### YOUR INSTRUCTIONS:
Retype the records below exactly as they stand, but with no images.
**** EXCERPTED DATA ****
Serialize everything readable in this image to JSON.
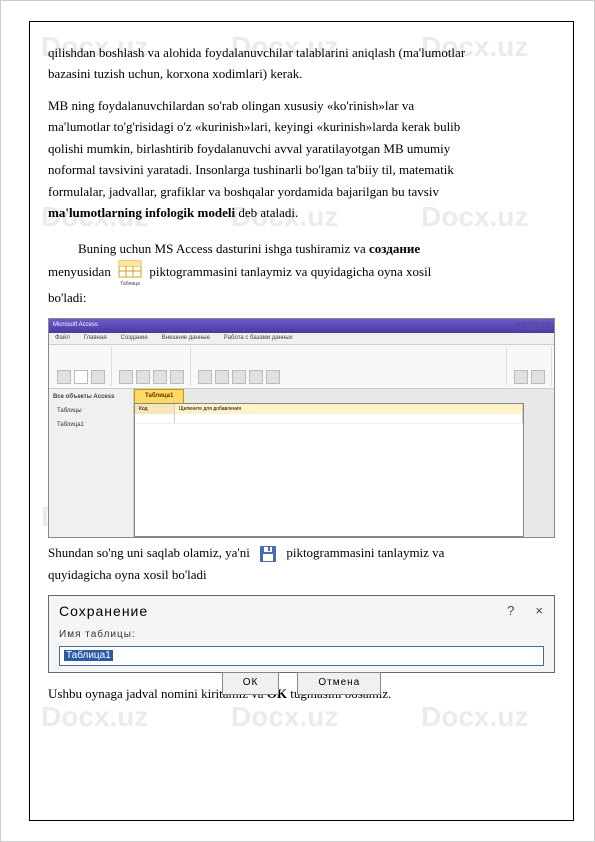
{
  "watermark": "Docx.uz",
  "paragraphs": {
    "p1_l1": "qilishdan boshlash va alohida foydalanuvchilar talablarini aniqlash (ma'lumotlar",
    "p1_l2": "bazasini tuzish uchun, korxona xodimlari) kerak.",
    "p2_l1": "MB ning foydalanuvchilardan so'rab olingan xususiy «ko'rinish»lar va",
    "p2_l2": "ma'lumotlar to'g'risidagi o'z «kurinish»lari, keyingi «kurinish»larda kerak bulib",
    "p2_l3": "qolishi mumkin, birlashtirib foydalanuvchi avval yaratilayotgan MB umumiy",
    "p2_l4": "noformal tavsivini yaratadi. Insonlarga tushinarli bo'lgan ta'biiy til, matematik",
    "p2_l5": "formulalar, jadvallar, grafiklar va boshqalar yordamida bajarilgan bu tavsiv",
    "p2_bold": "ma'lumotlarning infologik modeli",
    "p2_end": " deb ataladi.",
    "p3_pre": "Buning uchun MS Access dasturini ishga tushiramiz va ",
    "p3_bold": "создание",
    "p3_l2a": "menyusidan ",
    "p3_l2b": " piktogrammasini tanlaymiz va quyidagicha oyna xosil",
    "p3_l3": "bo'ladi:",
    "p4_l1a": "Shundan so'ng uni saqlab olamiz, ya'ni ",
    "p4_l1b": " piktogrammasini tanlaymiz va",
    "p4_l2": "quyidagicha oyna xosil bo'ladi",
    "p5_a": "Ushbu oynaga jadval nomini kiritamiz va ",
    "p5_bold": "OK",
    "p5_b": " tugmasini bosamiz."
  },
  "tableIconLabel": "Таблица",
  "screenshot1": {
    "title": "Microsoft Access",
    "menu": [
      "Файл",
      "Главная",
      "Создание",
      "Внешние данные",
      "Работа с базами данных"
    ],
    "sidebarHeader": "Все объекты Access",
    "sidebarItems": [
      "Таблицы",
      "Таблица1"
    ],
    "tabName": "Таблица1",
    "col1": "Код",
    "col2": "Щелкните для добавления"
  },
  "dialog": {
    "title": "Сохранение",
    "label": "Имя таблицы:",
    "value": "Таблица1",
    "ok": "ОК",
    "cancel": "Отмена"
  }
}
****
### FINAL ANSWER:
Serialize everything readable in this image to JSON.
{
  "watermark": "Docx.uz",
  "paragraphs": {
    "p1_l1": "qilishdan boshlash va alohida foydalanuvchilar talablarini aniqlash (ma'lumotlar",
    "p1_l2": "bazasini tuzish uchun, korxona xodimlari) kerak.",
    "p2_l1": "MB ning foydalanuvchilardan so'rab olingan xususiy «ko'rinish»lar va",
    "p2_l2": "ma'lumotlar to'g'risidagi o'z «kurinish»lari, keyingi «kurinish»larda kerak bulib",
    "p2_l3": "qolishi mumkin, birlashtirib foydalanuvchi avval yaratilayotgan MB umumiy",
    "p2_l4": "noformal tavsivini yaratadi. Insonlarga tushinarli bo'lgan ta'biiy til, matematik",
    "p2_l5": "formulalar, jadvallar, grafiklar va boshqalar yordamida bajarilgan bu tavsiv",
    "p2_bold": "ma'lumotlarning infologik modeli",
    "p2_end": " deb ataladi.",
    "p3_pre": "Buning uchun MS Access dasturini ishga tushiramiz va ",
    "p3_bold": "создание",
    "p3_l2a": "menyusidan ",
    "p3_l2b": " piktogrammasini tanlaymiz va quyidagicha oyna xosil",
    "p3_l3": "bo'ladi:",
    "p4_l1a": "Shundan so'ng uni saqlab olamiz, ya'ni ",
    "p4_l1b": " piktogrammasini tanlaymiz va",
    "p4_l2": "quyidagicha oyna xosil bo'ladi",
    "p5_a": "Ushbu oynaga jadval nomini kiritamiz va ",
    "p5_bold": "OK",
    "p5_b": " tugmasini bosamiz."
  },
  "tableIconLabel": "Таблица",
  "screenshot1": {
    "title": "Microsoft Access",
    "menu": [
      "Файл",
      "Главная",
      "Создание",
      "Внешние данные",
      "Работа с базами данных"
    ],
    "sidebarHeader": "Все объекты Access",
    "sidebarItems": [
      "Таблицы",
      "Таблица1"
    ],
    "tabName": "Таблица1",
    "col1": "Код",
    "col2": "Щелкните для добавления"
  },
  "dialog": {
    "title": "Сохранение",
    "label": "Имя таблицы:",
    "value": "Таблица1",
    "ok": "ОК",
    "cancel": "Отмена"
  }
}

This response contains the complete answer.